§ **Task requirements**
Start at the top line and retype the data exactly through to the end.

§ **Excerpted data**
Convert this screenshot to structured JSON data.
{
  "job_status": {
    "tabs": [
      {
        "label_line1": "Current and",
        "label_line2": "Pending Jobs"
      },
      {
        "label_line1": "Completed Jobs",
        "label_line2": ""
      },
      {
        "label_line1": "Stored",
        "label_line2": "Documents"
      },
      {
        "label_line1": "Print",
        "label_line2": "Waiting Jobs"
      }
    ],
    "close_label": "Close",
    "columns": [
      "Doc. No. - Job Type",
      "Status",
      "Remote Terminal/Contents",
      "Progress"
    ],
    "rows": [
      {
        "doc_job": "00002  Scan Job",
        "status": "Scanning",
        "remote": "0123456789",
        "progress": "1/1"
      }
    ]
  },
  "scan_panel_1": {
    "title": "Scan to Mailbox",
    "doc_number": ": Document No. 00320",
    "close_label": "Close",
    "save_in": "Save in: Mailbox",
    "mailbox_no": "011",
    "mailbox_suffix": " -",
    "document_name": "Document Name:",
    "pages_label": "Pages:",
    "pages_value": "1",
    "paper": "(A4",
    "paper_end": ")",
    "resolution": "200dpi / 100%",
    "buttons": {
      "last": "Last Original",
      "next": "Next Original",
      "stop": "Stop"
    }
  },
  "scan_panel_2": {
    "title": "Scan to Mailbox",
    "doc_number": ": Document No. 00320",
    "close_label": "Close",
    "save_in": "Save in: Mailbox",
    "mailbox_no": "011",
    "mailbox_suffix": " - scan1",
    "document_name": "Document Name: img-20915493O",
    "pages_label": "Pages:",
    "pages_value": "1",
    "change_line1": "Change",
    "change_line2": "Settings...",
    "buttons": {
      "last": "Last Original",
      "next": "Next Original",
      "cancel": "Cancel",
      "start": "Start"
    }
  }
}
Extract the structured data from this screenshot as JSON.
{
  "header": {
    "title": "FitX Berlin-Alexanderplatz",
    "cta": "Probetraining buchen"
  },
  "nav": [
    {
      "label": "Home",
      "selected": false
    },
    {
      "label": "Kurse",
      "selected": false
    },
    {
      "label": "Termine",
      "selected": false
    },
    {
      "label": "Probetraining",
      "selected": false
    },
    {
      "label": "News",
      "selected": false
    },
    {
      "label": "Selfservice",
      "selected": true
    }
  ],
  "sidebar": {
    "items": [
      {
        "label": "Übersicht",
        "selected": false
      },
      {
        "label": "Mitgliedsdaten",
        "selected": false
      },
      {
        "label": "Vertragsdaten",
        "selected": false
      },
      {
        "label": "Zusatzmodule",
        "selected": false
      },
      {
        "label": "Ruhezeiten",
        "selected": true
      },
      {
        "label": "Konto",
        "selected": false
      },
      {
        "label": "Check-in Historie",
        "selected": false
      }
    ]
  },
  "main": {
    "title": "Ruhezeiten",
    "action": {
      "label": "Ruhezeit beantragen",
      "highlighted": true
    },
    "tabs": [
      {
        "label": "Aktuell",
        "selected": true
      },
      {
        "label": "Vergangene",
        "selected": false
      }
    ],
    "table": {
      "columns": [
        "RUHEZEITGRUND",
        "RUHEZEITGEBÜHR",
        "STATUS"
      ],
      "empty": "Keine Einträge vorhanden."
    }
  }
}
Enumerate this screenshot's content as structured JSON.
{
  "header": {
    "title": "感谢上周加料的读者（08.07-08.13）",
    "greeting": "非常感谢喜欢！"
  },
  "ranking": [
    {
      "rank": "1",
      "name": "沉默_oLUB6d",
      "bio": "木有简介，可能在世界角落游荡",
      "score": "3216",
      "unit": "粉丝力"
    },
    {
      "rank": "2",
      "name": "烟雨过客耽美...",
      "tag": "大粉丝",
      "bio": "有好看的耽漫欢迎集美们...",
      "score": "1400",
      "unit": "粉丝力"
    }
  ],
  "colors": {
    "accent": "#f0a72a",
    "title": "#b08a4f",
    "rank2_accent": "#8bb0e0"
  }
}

§ **Output for this task**
Convert this screenshot to structured JSON data.
{
  "job_status": {
    "tabs": [
      {
        "label_line1": "Current and",
        "label_line2": "Pending Jobs"
      },
      {
        "label_line1": "Completed Jobs",
        "label_line2": ""
      },
      {
        "label_line1": "Stored",
        "label_line2": "Documents"
      },
      {
        "label_line1": "Print",
        "label_line2": "Waiting Jobs"
      }
    ],
    "close_label": "Close",
    "columns": [
      "Doc. No. - Job Type",
      "Status",
      "Remote Terminal/Contents",
      "Progress"
    ],
    "rows": [
      {
        "doc_job": "00002  Scan Job",
        "status": "Scanning",
        "remote": "0123456789",
        "progress": "1/1"
      }
    ]
  },
  "scan_panel_1": {
    "title": "Scan to Mailbox",
    "doc_number": ": Document No. 00320",
    "close_label": "Close",
    "save_in": "Save in: Mailbox",
    "mailbox_no": "011",
    "mailbox_suffix": " -",
    "document_name": "Document Name:",
    "pages_label": "Pages:",
    "pages_value": "1",
    "paper": "(A4",
    "paper_end": ")",
    "resolution": "200dpi / 100%",
    "buttons": {
      "last": "Last Original",
      "next": "Next Original",
      "stop": "Stop"
    }
  },
  "scan_panel_2": {
    "title": "Scan to Mailbox",
    "doc_number": ": Document No. 00320",
    "close_label": "Close",
    "save_in": "Save in: Mailbox",
    "mailbox_no": "011",
    "mailbox_suffix": " - scan1",
    "document_name": "Document Name: img-20915493O",
    "pages_label": "Pages:",
    "pages_value": "1",
    "change_line1": "Change",
    "change_line2": "Settings...",
    "buttons": {
      "last": "Last Original",
      "next": "Next Original",
      "cancel": "Cancel",
      "start": "Start"
    }
  }
}
Extract the structured data from this screenshot as JSON.
{
  "header": {
    "title": "FitX Berlin-Alexanderplatz",
    "cta": "Probetraining buchen"
  },
  "nav": [
    {
      "label": "Home",
      "selected": false
    },
    {
      "label": "Kurse",
      "selected": false
    },
    {
      "label": "Termine",
      "selected": false
    },
    {
      "label": "Probetraining",
      "selected": false
    },
    {
      "label": "News",
      "selected": false
    },
    {
      "label": "Selfservice",
      "selected": true
    }
  ],
  "sidebar": {
    "items": [
      {
        "label": "Übersicht",
        "selected": false
      },
      {
        "label": "Mitgliedsdaten",
        "selected": false
      },
      {
        "label": "Vertragsdaten",
        "selected": false
      },
      {
        "label": "Zusatzmodule",
        "selected": false
      },
      {
        "label": "Ruhezeiten",
        "selected": true
      },
      {
        "label": "Konto",
        "selected": false
      },
      {
        "label": "Check-in Historie",
        "selected": false
      }
    ]
  },
  "main": {
    "title": "Ruhezeiten",
    "action": {
      "label": "Ruhezeit beantragen",
      "highlighted": true
    },
    "tabs": [
      {
        "label": "Aktuell",
        "selected": true
      },
      {
        "label": "Vergangene",
        "selected": false
      }
    ],
    "table": {
      "columns": [
        "RUHEZEITGRUND",
        "RUHEZEITGEBÜHR",
        "STATUS"
      ],
      "empty": "Keine Einträge vorhanden."
    }
  }
}
Enumerate this screenshot's content as structured JSON.
{
  "header": {
    "title": "感谢上周加料的读者（08.07-08.13）",
    "greeting": "非常感谢喜欢！"
  },
  "ranking": [
    {
      "rank": "1",
      "name": "沉默_oLUB6d",
      "bio": "木有简介，可能在世界角落游荡",
      "score": "3216",
      "unit": "粉丝力"
    },
    {
      "rank": "2",
      "name": "烟雨过客耽美...",
      "tag": "大粉丝",
      "bio": "有好看的耽漫欢迎集美们...",
      "score": "1400",
      "unit": "粉丝力"
    }
  ],
  "colors": {
    "accent": "#f0a72a",
    "title": "#b08a4f",
    "rank2_accent": "#8bb0e0"
  }
}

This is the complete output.